> Supplied material
____________________

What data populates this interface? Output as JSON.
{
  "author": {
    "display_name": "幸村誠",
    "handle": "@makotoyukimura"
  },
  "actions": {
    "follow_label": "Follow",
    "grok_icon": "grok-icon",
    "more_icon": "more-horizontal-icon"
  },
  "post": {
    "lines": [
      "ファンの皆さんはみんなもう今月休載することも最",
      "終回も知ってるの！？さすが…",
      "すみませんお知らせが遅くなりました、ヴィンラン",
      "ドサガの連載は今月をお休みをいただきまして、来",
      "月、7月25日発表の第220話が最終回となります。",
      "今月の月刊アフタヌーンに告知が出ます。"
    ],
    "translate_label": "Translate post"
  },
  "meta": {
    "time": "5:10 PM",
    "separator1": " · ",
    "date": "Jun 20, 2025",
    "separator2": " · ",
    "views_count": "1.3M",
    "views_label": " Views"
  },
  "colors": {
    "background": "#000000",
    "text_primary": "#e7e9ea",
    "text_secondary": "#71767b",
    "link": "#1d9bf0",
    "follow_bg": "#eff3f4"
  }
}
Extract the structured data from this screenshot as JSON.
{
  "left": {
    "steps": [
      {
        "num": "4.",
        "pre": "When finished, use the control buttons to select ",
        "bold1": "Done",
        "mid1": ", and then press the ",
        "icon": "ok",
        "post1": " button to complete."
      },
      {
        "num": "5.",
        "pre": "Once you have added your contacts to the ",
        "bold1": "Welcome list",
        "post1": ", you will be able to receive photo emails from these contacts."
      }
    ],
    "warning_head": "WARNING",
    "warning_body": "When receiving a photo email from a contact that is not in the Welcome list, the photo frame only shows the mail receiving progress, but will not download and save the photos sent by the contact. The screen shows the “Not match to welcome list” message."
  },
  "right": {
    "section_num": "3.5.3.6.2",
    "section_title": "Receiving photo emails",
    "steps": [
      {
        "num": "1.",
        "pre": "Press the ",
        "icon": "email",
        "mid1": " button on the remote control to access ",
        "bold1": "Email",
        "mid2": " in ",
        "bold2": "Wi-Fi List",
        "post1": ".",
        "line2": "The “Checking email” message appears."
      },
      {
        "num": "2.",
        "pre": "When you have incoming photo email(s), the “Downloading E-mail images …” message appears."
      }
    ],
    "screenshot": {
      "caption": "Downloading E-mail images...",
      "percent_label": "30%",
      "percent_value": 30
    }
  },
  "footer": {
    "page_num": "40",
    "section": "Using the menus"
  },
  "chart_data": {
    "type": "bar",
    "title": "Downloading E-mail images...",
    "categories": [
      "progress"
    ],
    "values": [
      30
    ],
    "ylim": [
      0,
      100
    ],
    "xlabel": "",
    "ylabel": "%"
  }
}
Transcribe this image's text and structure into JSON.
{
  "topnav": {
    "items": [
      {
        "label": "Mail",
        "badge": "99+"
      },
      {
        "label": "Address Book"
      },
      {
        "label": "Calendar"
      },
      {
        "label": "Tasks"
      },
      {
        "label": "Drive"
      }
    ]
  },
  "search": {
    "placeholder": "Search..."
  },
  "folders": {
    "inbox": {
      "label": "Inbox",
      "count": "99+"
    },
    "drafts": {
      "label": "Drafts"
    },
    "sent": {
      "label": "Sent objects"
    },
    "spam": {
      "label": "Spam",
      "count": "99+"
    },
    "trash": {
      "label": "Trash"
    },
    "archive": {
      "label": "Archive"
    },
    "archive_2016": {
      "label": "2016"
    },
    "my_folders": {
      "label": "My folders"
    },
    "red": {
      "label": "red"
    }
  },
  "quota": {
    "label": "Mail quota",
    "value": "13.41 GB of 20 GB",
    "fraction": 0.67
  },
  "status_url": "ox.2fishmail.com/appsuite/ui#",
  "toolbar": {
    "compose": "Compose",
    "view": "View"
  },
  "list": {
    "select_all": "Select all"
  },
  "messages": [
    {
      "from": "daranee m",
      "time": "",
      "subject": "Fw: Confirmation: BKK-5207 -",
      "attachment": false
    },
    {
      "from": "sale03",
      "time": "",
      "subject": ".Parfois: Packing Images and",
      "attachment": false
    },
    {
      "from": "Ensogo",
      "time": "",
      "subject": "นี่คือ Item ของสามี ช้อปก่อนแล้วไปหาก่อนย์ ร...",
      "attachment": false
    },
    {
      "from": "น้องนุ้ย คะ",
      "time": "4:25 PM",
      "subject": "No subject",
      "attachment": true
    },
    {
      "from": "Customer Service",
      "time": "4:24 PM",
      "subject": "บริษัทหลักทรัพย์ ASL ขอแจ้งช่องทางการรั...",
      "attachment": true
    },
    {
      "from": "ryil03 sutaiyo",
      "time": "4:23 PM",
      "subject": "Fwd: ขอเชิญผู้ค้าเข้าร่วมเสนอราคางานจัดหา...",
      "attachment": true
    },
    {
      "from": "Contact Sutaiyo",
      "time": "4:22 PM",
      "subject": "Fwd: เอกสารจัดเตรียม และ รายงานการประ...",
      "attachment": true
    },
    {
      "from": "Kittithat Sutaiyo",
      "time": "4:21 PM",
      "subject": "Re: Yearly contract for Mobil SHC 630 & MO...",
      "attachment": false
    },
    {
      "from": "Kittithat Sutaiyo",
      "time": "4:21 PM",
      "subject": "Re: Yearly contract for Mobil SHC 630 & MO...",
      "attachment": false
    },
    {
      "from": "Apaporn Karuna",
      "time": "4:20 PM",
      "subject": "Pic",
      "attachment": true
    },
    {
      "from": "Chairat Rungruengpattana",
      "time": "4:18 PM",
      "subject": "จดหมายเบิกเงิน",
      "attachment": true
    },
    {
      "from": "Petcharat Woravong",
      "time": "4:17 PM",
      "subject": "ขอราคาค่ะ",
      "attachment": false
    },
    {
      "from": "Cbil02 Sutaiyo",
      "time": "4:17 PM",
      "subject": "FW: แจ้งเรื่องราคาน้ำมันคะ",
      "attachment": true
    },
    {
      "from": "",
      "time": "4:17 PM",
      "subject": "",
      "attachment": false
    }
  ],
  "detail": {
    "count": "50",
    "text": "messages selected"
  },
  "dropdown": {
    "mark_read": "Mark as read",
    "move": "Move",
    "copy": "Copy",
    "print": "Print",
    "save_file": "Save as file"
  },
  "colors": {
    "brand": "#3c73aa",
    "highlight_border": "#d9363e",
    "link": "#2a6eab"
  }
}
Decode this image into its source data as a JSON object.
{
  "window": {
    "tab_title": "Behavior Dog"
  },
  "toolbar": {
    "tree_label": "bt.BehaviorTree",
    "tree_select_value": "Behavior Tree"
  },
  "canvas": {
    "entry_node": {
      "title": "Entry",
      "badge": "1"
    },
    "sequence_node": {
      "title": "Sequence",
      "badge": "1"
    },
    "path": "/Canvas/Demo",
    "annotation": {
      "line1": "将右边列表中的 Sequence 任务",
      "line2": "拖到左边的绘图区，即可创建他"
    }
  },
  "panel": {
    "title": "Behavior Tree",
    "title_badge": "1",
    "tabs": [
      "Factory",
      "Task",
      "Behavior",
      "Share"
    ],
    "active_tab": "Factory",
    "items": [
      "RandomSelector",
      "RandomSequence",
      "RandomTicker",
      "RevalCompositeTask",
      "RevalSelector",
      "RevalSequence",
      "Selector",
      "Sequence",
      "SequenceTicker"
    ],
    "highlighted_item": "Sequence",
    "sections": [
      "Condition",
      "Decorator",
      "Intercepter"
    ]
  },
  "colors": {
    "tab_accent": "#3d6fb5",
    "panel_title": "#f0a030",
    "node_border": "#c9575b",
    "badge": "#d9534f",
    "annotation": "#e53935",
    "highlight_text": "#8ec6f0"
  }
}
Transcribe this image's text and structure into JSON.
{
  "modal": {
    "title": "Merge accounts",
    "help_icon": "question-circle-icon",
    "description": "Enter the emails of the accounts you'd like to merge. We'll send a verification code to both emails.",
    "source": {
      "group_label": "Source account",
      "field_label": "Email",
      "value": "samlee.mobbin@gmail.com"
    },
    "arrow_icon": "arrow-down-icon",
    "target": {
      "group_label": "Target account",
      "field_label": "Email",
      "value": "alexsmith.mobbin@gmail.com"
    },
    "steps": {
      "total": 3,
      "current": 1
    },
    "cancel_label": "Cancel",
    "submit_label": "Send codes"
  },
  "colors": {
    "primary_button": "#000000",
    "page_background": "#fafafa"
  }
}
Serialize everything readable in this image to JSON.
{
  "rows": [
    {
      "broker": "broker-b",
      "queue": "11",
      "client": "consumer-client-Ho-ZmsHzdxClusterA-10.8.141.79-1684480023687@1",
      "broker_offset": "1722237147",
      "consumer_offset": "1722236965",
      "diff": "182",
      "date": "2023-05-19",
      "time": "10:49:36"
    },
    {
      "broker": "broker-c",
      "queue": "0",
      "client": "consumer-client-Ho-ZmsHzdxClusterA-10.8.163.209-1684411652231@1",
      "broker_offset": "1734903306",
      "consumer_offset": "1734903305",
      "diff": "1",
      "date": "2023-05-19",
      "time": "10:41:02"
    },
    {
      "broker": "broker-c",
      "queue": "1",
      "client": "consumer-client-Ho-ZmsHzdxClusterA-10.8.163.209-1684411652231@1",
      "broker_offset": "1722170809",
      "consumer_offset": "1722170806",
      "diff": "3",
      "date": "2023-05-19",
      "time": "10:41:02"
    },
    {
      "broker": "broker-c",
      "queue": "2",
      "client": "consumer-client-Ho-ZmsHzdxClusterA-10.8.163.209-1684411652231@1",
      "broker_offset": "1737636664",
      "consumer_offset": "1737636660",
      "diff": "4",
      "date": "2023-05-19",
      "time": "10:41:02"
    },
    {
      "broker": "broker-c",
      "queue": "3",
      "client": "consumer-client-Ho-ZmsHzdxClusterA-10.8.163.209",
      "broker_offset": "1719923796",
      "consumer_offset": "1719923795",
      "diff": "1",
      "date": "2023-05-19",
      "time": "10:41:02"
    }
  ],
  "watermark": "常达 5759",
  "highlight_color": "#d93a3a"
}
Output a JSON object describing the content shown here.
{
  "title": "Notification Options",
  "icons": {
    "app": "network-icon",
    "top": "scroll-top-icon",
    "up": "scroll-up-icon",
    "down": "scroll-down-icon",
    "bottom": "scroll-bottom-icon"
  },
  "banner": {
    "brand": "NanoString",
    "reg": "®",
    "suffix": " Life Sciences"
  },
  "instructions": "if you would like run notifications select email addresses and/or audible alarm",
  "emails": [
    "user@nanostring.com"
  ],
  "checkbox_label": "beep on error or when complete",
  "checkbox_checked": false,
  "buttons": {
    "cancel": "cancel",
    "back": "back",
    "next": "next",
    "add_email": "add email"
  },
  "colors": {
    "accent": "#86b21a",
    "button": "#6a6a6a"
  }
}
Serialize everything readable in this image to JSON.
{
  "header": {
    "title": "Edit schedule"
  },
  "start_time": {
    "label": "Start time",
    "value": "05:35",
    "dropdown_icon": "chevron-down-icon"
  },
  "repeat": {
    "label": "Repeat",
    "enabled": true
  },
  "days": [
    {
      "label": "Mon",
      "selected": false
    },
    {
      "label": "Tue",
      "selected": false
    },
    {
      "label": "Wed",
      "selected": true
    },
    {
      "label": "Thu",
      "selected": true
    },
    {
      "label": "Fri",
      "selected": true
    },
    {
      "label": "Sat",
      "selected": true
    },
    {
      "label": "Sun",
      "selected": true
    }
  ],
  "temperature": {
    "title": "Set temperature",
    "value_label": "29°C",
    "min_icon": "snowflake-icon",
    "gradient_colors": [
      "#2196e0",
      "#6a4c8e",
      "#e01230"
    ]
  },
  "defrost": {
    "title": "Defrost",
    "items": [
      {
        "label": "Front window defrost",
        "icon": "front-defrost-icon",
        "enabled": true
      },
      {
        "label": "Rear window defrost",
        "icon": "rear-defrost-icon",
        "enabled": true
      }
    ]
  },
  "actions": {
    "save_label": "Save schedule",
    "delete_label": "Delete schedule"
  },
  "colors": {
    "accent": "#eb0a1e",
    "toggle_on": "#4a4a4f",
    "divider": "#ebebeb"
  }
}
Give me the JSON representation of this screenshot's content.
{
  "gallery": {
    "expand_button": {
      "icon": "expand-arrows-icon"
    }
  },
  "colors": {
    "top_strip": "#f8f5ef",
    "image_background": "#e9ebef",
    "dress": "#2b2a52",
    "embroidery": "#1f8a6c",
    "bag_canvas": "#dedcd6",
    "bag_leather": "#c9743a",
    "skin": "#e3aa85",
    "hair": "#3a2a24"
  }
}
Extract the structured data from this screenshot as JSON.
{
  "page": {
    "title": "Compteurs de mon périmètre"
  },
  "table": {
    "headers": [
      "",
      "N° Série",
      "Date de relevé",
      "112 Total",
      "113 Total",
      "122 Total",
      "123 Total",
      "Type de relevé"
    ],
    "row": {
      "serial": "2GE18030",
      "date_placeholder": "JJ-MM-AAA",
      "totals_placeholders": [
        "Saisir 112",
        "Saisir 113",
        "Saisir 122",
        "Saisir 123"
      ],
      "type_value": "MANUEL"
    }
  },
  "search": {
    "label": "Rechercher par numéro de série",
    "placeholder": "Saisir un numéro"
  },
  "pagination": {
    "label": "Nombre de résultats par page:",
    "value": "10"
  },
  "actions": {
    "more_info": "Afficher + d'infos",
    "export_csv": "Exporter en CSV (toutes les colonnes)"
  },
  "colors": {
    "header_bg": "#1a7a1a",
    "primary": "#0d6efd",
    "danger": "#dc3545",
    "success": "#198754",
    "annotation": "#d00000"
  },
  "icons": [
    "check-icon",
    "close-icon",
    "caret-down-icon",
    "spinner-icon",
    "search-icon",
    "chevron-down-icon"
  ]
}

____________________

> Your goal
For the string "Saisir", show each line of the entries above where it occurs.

> Task result
        "Saisir 112",
        "Saisir 113",
        "Saisir 122",
        "Saisir 123"
    "placeholder": "Saisir un numéro"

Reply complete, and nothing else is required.